Work required:
Every line of the material below should be output exactly as written, with the images skipped.

___

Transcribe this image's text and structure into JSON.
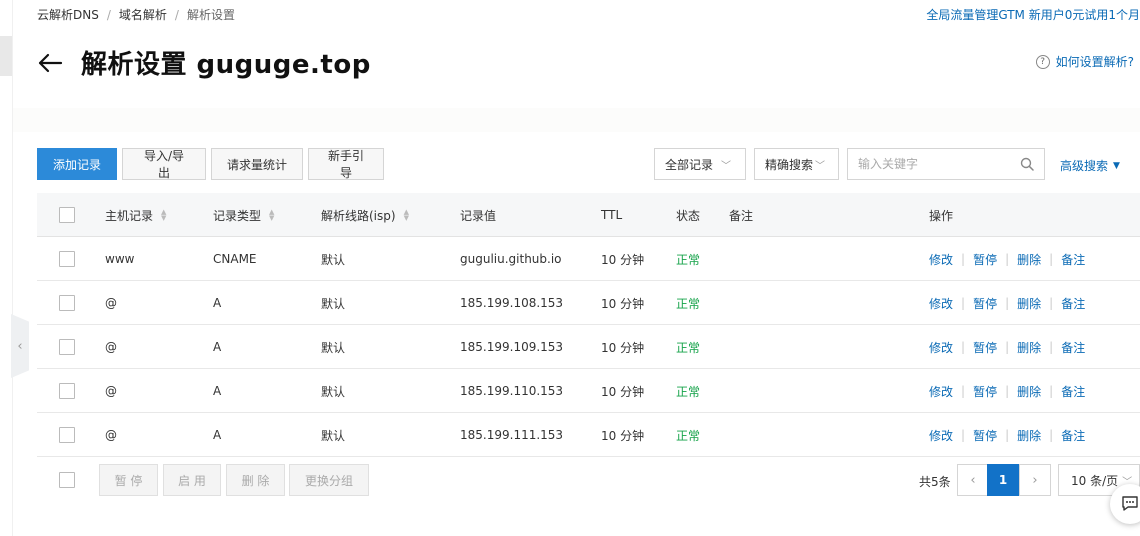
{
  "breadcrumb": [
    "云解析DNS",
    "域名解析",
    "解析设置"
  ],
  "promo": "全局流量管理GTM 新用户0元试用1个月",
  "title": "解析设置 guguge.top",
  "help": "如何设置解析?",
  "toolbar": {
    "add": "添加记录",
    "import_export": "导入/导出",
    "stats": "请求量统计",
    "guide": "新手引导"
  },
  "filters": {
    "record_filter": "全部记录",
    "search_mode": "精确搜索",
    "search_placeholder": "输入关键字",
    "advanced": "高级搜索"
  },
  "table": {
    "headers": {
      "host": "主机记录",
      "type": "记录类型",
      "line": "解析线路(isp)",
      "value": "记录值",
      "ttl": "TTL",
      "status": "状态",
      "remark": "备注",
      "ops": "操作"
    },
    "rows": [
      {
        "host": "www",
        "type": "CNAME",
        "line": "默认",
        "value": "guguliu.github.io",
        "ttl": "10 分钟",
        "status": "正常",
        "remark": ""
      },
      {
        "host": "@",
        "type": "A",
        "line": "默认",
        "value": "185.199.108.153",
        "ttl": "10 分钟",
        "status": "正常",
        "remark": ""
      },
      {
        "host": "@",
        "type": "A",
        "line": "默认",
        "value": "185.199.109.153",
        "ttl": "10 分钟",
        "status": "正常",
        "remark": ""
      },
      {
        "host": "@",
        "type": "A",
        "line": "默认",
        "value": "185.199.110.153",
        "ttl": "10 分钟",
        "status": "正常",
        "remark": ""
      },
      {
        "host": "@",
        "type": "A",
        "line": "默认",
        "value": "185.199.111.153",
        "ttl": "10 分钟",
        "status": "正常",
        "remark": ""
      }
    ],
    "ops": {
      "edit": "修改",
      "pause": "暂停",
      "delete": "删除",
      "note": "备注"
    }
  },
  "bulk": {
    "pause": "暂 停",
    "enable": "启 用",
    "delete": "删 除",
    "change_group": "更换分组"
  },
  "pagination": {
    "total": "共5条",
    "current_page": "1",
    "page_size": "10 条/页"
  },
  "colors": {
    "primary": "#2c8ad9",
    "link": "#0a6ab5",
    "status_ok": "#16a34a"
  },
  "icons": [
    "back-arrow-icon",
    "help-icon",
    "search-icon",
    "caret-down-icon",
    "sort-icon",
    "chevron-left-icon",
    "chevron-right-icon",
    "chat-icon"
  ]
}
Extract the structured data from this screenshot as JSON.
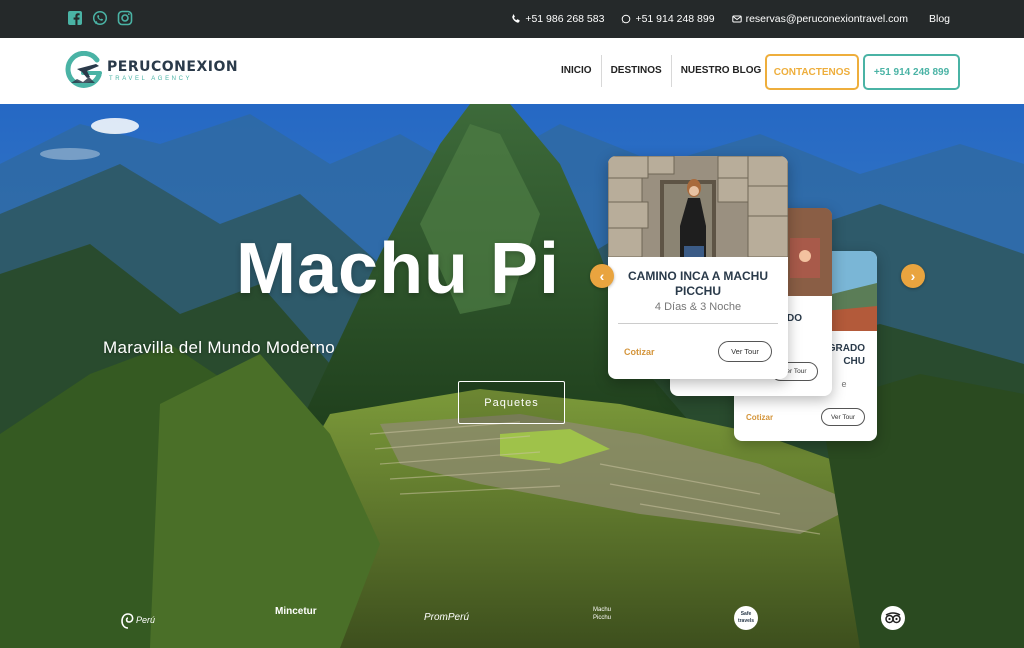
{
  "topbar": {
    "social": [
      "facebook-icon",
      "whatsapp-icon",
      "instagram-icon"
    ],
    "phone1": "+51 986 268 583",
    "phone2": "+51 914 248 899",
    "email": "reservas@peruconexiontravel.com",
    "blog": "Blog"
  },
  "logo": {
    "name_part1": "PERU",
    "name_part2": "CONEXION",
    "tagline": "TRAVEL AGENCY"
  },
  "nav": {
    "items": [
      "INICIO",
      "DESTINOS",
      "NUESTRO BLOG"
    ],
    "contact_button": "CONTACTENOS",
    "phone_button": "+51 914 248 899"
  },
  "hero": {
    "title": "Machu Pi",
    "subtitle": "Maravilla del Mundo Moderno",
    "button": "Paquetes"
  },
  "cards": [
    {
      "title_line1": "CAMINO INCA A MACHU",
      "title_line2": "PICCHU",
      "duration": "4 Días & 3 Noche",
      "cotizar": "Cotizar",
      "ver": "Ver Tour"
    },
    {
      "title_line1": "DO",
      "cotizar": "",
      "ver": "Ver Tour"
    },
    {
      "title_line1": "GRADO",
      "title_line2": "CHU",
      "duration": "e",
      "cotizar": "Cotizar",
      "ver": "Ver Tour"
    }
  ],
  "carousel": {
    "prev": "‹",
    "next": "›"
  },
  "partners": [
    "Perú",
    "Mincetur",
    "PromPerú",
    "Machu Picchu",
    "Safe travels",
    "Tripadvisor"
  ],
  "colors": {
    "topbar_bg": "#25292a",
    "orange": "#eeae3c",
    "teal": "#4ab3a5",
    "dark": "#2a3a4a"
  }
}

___

Task output:
Transcribe this image's text and structure into JSON.
{
  "breadcrumb": [
    "云解析DNS",
    "域名解析",
    "解析设置"
  ],
  "promo": "全局流量管理GTM 新用户0元试用1个月",
  "title": "解析设置 guguge.top",
  "help": "如何设置解析?",
  "toolbar": {
    "add": "添加记录",
    "import_export": "导入/导出",
    "stats": "请求量统计",
    "guide": "新手引导"
  },
  "filters": {
    "record_filter": "全部记录",
    "search_mode": "精确搜索",
    "search_placeholder": "输入关键字",
    "advanced": "高级搜索"
  },
  "table": {
    "headers": {
      "host": "主机记录",
      "type": "记录类型",
      "line": "解析线路(isp)",
      "value": "记录值",
      "ttl": "TTL",
      "status": "状态",
      "remark": "备注",
      "ops": "操作"
    },
    "rows": [
      {
        "host": "www",
        "type": "CNAME",
        "line": "默认",
        "value": "guguliu.github.io",
        "ttl": "10 分钟",
        "status": "正常",
        "remark": ""
      },
      {
        "host": "@",
        "type": "A",
        "line": "默认",
        "value": "185.199.108.153",
        "ttl": "10 分钟",
        "status": "正常",
        "remark": ""
      },
      {
        "host": "@",
        "type": "A",
        "line": "默认",
        "value": "185.199.109.153",
        "ttl": "10 分钟",
        "status": "正常",
        "remark": ""
      },
      {
        "host": "@",
        "type": "A",
        "line": "默认",
        "value": "185.199.110.153",
        "ttl": "10 分钟",
        "status": "正常",
        "remark": ""
      },
      {
        "host": "@",
        "type": "A",
        "line": "默认",
        "value": "185.199.111.153",
        "ttl": "10 分钟",
        "status": "正常",
        "remark": ""
      }
    ],
    "ops": {
      "edit": "修改",
      "pause": "暂停",
      "delete": "删除",
      "note": "备注"
    }
  },
  "bulk": {
    "pause": "暂 停",
    "enable": "启 用",
    "delete": "删 除",
    "change_group": "更换分组"
  },
  "pagination": {
    "total": "共5条",
    "current_page": "1",
    "page_size": "10 条/页"
  },
  "colors": {
    "primary": "#2c8ad9",
    "link": "#0a6ab5",
    "status_ok": "#16a34a"
  },
  "icons": [
    "back-arrow-icon",
    "help-icon",
    "search-icon",
    "caret-down-icon",
    "sort-icon",
    "chevron-left-icon",
    "chevron-right-icon",
    "chat-icon"
  ]
}
Extract the structured data from this screenshot as JSON.
{
  "topbar": {
    "social": [
      "facebook-icon",
      "whatsapp-icon",
      "instagram-icon"
    ],
    "phone1": "+51 986 268 583",
    "phone2": "+51 914 248 899",
    "email": "reservas@peruconexiontravel.com",
    "blog": "Blog"
  },
  "logo": {
    "name_part1": "PERU",
    "name_part2": "CONEXION",
    "tagline": "TRAVEL AGENCY"
  },
  "nav": {
    "items": [
      "INICIO",
      "DESTINOS",
      "NUESTRO BLOG"
    ],
    "contact_button": "CONTACTENOS",
    "phone_button": "+51 914 248 899"
  },
  "hero": {
    "title": "Machu Pi",
    "subtitle": "Maravilla del Mundo Moderno",
    "button": "Paquetes"
  },
  "cards": [
    {
      "title_line1": "CAMINO INCA A MACHU",
      "title_line2": "PICCHU",
      "duration": "4 Días & 3 Noche",
      "cotizar": "Cotizar",
      "ver": "Ver Tour"
    },
    {
      "title_line1": "DO",
      "cotizar": "",
      "ver": "Ver Tour"
    },
    {
      "title_line1": "GRADO",
      "title_line2": "CHU",
      "duration": "e",
      "cotizar": "Cotizar",
      "ver": "Ver Tour"
    }
  ],
  "carousel": {
    "prev": "‹",
    "next": "›"
  },
  "partners": [
    "Perú",
    "Mincetur",
    "PromPerú",
    "Machu Picchu",
    "Safe travels",
    "Tripadvisor"
  ],
  "colors": {
    "topbar_bg": "#25292a",
    "orange": "#eeae3c",
    "teal": "#4ab3a5",
    "dark": "#2a3a4a"
  }
}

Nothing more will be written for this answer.